The problem
Below are some records; reproduce every one of them exactly.

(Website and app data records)
----

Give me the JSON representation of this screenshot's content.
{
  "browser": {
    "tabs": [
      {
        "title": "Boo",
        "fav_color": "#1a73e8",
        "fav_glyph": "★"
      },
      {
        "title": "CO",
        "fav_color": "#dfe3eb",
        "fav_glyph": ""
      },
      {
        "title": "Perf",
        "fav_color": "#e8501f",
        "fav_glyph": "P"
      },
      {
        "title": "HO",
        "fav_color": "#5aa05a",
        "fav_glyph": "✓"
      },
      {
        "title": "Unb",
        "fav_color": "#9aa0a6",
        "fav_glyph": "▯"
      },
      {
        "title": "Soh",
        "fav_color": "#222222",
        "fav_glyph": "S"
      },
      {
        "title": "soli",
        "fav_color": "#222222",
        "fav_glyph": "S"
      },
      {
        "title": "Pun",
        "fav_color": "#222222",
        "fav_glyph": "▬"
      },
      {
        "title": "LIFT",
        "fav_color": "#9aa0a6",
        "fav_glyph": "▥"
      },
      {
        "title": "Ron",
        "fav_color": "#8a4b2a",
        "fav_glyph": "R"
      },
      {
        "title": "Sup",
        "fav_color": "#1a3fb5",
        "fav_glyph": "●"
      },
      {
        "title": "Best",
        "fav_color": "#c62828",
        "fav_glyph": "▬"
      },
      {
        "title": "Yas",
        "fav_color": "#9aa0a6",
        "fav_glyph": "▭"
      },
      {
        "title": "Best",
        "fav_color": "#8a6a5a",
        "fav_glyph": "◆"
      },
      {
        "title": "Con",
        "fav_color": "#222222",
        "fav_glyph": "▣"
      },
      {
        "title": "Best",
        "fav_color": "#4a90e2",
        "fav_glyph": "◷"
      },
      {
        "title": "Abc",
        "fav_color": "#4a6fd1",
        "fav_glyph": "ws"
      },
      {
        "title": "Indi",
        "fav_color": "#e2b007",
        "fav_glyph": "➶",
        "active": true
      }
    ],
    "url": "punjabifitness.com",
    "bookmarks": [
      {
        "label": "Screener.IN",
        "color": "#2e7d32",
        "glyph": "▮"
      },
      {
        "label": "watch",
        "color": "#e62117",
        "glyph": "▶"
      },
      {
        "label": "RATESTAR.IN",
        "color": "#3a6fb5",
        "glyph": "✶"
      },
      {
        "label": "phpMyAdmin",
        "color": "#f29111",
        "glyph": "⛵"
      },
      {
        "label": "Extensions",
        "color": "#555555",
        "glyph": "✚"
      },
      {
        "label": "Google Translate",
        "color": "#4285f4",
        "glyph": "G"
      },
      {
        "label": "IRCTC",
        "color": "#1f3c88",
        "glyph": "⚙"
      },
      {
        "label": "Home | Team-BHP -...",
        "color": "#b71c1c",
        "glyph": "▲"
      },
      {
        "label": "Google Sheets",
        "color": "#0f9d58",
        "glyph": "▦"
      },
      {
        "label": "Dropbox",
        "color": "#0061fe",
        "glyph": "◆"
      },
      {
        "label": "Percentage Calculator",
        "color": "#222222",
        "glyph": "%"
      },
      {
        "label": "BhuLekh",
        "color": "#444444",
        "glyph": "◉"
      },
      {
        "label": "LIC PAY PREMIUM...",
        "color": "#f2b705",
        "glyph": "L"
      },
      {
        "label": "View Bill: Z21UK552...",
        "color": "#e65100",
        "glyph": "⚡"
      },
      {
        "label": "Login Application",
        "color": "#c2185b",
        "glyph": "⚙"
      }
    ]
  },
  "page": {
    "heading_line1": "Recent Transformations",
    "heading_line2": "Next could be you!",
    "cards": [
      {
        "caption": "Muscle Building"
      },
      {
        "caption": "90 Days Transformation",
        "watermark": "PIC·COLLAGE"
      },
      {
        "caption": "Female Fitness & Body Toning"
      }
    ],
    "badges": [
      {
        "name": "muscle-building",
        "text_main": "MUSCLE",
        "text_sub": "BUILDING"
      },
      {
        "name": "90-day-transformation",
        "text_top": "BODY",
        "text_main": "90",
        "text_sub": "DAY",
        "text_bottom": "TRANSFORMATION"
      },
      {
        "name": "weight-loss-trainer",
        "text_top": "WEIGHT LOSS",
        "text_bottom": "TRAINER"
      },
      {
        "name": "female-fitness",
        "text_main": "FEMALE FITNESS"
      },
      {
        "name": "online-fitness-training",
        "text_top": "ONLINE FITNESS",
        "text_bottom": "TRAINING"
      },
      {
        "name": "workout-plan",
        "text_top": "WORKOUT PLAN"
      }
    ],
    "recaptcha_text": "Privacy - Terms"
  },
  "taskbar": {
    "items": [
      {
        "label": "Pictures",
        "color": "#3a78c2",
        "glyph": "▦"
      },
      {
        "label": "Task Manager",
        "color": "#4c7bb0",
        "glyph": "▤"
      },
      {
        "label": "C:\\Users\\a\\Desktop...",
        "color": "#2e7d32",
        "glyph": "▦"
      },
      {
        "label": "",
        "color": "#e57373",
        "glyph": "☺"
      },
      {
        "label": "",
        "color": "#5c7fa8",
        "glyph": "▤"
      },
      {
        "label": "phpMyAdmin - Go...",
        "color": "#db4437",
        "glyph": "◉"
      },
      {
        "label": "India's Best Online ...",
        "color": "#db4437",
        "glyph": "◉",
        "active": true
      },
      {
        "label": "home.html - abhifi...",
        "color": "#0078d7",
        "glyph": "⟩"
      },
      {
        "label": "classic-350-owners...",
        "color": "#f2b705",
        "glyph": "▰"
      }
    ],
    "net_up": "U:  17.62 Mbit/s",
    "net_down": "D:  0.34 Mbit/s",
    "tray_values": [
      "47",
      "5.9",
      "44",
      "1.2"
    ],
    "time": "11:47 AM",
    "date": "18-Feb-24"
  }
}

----

Task solution
Give me the JSON representation of this screenshot's content.
{
  "browser": {
    "tabs": [
      {
        "title": "Boo",
        "fav_color": "#1a73e8",
        "fav_glyph": "★"
      },
      {
        "title": "CO",
        "fav_color": "#dfe3eb",
        "fav_glyph": ""
      },
      {
        "title": "Perf",
        "fav_color": "#e8501f",
        "fav_glyph": "P"
      },
      {
        "title": "HO",
        "fav_color": "#5aa05a",
        "fav_glyph": "✓"
      },
      {
        "title": "Unb",
        "fav_color": "#9aa0a6",
        "fav_glyph": "▯"
      },
      {
        "title": "Soh",
        "fav_color": "#222222",
        "fav_glyph": "S"
      },
      {
        "title": "soli",
        "fav_color": "#222222",
        "fav_glyph": "S"
      },
      {
        "title": "Pun",
        "fav_color": "#222222",
        "fav_glyph": "▬"
      },
      {
        "title": "LIFT",
        "fav_color": "#9aa0a6",
        "fav_glyph": "▥"
      },
      {
        "title": "Ron",
        "fav_color": "#8a4b2a",
        "fav_glyph": "R"
      },
      {
        "title": "Sup",
        "fav_color": "#1a3fb5",
        "fav_glyph": "●"
      },
      {
        "title": "Best",
        "fav_color": "#c62828",
        "fav_glyph": "▬"
      },
      {
        "title": "Yas",
        "fav_color": "#9aa0a6",
        "fav_glyph": "▭"
      },
      {
        "title": "Best",
        "fav_color": "#8a6a5a",
        "fav_glyph": "◆"
      },
      {
        "title": "Con",
        "fav_color": "#222222",
        "fav_glyph": "▣"
      },
      {
        "title": "Best",
        "fav_color": "#4a90e2",
        "fav_glyph": "◷"
      },
      {
        "title": "Abc",
        "fav_color": "#4a6fd1",
        "fav_glyph": "ws"
      },
      {
        "title": "Indi",
        "fav_color": "#e2b007",
        "fav_glyph": "➶",
        "active": true
      }
    ],
    "url": "punjabifitness.com",
    "bookmarks": [
      {
        "label": "Screener.IN",
        "color": "#2e7d32",
        "glyph": "▮"
      },
      {
        "label": "watch",
        "color": "#e62117",
        "glyph": "▶"
      },
      {
        "label": "RATESTAR.IN",
        "color": "#3a6fb5",
        "glyph": "✶"
      },
      {
        "label": "phpMyAdmin",
        "color": "#f29111",
        "glyph": "⛵"
      },
      {
        "label": "Extensions",
        "color": "#555555",
        "glyph": "✚"
      },
      {
        "label": "Google Translate",
        "color": "#4285f4",
        "glyph": "G"
      },
      {
        "label": "IRCTC",
        "color": "#1f3c88",
        "glyph": "⚙"
      },
      {
        "label": "Home | Team-BHP -...",
        "color": "#b71c1c",
        "glyph": "▲"
      },
      {
        "label": "Google Sheets",
        "color": "#0f9d58",
        "glyph": "▦"
      },
      {
        "label": "Dropbox",
        "color": "#0061fe",
        "glyph": "◆"
      },
      {
        "label": "Percentage Calculator",
        "color": "#222222",
        "glyph": "%"
      },
      {
        "label": "BhuLekh",
        "color": "#444444",
        "glyph": "◉"
      },
      {
        "label": "LIC PAY PREMIUM...",
        "color": "#f2b705",
        "glyph": "L"
      },
      {
        "label": "View Bill: Z21UK552...",
        "color": "#e65100",
        "glyph": "⚡"
      },
      {
        "label": "Login Application",
        "color": "#c2185b",
        "glyph": "⚙"
      }
    ]
  },
  "page": {
    "heading_line1": "Recent Transformations",
    "heading_line2": "Next could be you!",
    "cards": [
      {
        "caption": "Muscle Building"
      },
      {
        "caption": "90 Days Transformation",
        "watermark": "PIC·COLLAGE"
      },
      {
        "caption": "Female Fitness & Body Toning"
      }
    ],
    "badges": [
      {
        "name": "muscle-building",
        "text_main": "MUSCLE",
        "text_sub": "BUILDING"
      },
      {
        "name": "90-day-transformation",
        "text_top": "BODY",
        "text_main": "90",
        "text_sub": "DAY",
        "text_bottom": "TRANSFORMATION"
      },
      {
        "name": "weight-loss-trainer",
        "text_top": "WEIGHT LOSS",
        "text_bottom": "TRAINER"
      },
      {
        "name": "female-fitness",
        "text_main": "FEMALE FITNESS"
      },
      {
        "name": "online-fitness-training",
        "text_top": "ONLINE FITNESS",
        "text_bottom": "TRAINING"
      },
      {
        "name": "workout-plan",
        "text_top": "WORKOUT PLAN"
      }
    ],
    "recaptcha_text": "Privacy - Terms"
  },
  "taskbar": {
    "items": [
      {
        "label": "Pictures",
        "color": "#3a78c2",
        "glyph": "▦"
      },
      {
        "label": "Task Manager",
        "color": "#4c7bb0",
        "glyph": "▤"
      },
      {
        "label": "C:\\Users\\a\\Desktop...",
        "color": "#2e7d32",
        "glyph": "▦"
      },
      {
        "label": "",
        "color": "#e57373",
        "glyph": "☺"
      },
      {
        "label": "",
        "color": "#5c7fa8",
        "glyph": "▤"
      },
      {
        "label": "phpMyAdmin - Go...",
        "color": "#db4437",
        "glyph": "◉"
      },
      {
        "label": "India's Best Online ...",
        "color": "#db4437",
        "glyph": "◉",
        "active": true
      },
      {
        "label": "home.html - abhifi...",
        "color": "#0078d7",
        "glyph": "⟩"
      },
      {
        "label": "classic-350-owners...",
        "color": "#f2b705",
        "glyph": "▰"
      }
    ],
    "net_up": "U:  17.62 Mbit/s",
    "net_down": "D:  0.34 Mbit/s",
    "tray_values": [
      "47",
      "5.9",
      "44",
      "1.2"
    ],
    "time": "11:47 AM",
    "date": "18-Feb-24"
  }
}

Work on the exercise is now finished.